Dim Sum Villa Cantonese Restaurant presents Chinese cuisine in its purest form. We only use quality, fresh ingredients in all our dishes.  Specialties include an eclectic menu of Cantonese Cuisine with an array of seafood, dim sum and the acclaimed XO sauce made with our secret recipe. The philosophy is closely followed by our kitchen staff who have been perfecting the art of enhancing the flavor of fresh seafood, meats, and mouthwatering seasonal vegetables through traditional preparation and cooking methods.  Our all day Dim Sum is a timeless classic, featuring expertly crafted favorites from steamed crystal shrimp dumplings to baked crispy buns with minced roast pork,  sticky rice in lotus leaf or shui mai and sesame balls enriched with lotus seed paste.  Whether you are a regular or a first time patron, Dim Sum Villa promises to offer a relaxing environment like home, accompanied by exquisite food.  

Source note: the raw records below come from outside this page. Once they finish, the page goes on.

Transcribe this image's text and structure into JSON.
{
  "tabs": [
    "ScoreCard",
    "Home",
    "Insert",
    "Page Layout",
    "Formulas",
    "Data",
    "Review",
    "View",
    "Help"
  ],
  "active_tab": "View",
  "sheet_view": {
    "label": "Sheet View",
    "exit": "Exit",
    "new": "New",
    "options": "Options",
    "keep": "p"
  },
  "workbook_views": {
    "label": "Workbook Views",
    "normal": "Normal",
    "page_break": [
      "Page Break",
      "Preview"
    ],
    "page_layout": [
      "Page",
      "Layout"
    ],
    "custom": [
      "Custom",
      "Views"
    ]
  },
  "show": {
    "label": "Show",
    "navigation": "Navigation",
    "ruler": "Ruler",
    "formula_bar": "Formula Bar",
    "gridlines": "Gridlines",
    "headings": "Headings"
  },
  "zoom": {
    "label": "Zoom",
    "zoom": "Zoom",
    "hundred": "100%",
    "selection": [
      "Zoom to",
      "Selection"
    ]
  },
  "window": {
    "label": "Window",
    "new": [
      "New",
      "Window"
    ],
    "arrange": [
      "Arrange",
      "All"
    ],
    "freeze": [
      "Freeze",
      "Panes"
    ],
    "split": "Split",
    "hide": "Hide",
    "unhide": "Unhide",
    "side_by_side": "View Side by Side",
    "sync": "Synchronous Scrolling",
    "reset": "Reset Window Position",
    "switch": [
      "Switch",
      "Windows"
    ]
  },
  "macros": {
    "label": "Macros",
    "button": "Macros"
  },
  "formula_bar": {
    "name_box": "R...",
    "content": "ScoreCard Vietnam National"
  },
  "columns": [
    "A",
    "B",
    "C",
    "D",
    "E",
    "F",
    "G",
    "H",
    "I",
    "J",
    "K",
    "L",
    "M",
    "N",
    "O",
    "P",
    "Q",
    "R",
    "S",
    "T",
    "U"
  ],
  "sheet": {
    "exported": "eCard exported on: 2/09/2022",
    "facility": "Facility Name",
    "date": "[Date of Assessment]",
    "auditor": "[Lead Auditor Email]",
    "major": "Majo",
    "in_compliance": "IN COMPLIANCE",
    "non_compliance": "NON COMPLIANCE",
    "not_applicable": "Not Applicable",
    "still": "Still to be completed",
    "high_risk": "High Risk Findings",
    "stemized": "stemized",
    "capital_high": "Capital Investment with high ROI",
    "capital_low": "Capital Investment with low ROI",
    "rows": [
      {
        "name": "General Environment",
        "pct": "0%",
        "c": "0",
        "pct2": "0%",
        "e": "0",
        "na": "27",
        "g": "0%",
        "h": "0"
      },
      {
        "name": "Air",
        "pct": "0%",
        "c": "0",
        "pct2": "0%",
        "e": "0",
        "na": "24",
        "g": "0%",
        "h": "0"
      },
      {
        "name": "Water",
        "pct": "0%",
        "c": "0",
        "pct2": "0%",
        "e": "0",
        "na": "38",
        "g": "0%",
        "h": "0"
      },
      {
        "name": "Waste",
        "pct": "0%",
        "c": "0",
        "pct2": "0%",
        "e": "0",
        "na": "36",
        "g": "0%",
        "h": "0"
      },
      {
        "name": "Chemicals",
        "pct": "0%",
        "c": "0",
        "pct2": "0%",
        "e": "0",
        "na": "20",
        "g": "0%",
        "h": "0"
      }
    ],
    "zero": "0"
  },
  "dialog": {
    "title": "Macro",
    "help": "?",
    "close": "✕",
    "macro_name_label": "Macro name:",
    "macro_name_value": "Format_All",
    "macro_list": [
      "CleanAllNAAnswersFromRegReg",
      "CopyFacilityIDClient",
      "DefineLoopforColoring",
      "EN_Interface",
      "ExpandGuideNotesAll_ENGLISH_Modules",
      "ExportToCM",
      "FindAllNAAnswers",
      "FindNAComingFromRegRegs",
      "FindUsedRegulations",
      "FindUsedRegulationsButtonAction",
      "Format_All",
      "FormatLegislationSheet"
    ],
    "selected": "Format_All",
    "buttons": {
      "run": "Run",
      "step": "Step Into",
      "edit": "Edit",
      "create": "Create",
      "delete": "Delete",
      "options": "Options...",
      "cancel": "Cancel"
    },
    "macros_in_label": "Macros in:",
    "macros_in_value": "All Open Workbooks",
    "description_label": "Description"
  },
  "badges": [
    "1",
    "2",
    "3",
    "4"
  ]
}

Dim Sum Villa

1260 Springfield Avenue

New Providence, NJ 07974

Business Hours


Daily: 11am-3:30pm

Daily: 5pm-10pm

Tuesday: closed

 Tel: 908.898.0388

Dim Sum is a collection of many varieties of appetizers, snacks, and pastries, handmade with many different kinds of ingredients including meats, seafood, and vegetables.  It is prepared in ways like steamed, stewed, baked, pan fried, boiled, and braised. The origination of Dim Sum is in Southern China during the Tenth Century. As more people are introduced to this tradition, they’ve grown accustomed to not only enjoy Dim Sum as a staple for brunch, but also as a gathering.

Dim Sum Villa

Authentic Cantonese Cuisine

Authentic Cantonese Cuisine

What is Dim Sum?




Cantonese Cuisine - China's Finest

Cantonese cuisine is considered to be the finest of China's regional cuisines with an emphasis on preserving the natural flavor of the food is the hallmark of Cantonese cuisine.  Cantonese cuisine comes from the Canton province next to Hong Kong is one of the Eight Culinary Traditions of Chinese cuisine.  Cantonese food is the most popular style outside China. 

A Cantonese chef would consider it a culinary sin of the highest order to produce a dish that was overcooked or too heavily seasoned.  For many traditional Cantonese chefs, the flavours of a finished dish should be well balanced and not greasy. Apart from that, spices should be used in modest amounts to avoid overwhelming the flavours of the primary ingredients, and these ingredients in turn should be at the peak of their freshness and quality. Many cooking methods are used, with steaming and stir frying being the most favoured due to their convenience and rapidity. Other techniques include shallow frying, double steaming, braising, and deep frying.